Hence the danger of focusing too tightly on 'covering content' in our syllabus. Content is a drug we push and the kids are our willing dopeheads. Being able to memorize content gets them high because they can sense a tangible outcome from the effort expended in hoarding up this precious resource only we, the gurus on the mountain-top, can provide.
What gets them down-to-earth again is when they try to recall in an essay what we had indulgently doled out to them in class, but for their written effort we fail them for 'not answering the question'. Because they fail (at least to meet their own expectations) they crave more content, so we give them more content and it's a never ending cycle.
Conclusion: having as much content knowledge as a kid's brain can store never helped a kid answer an essay question satisfactorily. In GP (and I suspect in any other essay-based exam) the test isn't on what a kid can recall per se, but on how well the kid can use what he can recall in the most appropriate and succinct way. Therefore, by first learning the skill of addressing an essay question, the kid can make the best use of what little content knowledge he has and bring it all to bear on answering the question. Of course, the more content he has, the better substantiated his answer will be, but at least he knows how to answer the question regardless.

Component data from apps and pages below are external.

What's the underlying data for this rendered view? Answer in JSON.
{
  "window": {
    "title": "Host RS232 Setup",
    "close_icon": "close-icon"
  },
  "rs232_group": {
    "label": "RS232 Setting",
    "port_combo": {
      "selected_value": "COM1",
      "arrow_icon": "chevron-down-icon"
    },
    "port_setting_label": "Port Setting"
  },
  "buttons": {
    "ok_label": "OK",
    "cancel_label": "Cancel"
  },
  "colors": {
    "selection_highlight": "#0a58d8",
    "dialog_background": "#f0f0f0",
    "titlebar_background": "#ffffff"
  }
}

I'm saying this because our current kid demographic has to fulfill higher expectations than ever. In the not-too-distant-past, we were happy that they could even pass. Given enough content, most could
It's back to the old drawing board for us to design out methods that don't work for today's expectations even if they had worked well enough yesterday; and design in new methods that are needed for a new breed of kids with new expectations.
Cutting edge industry, we are!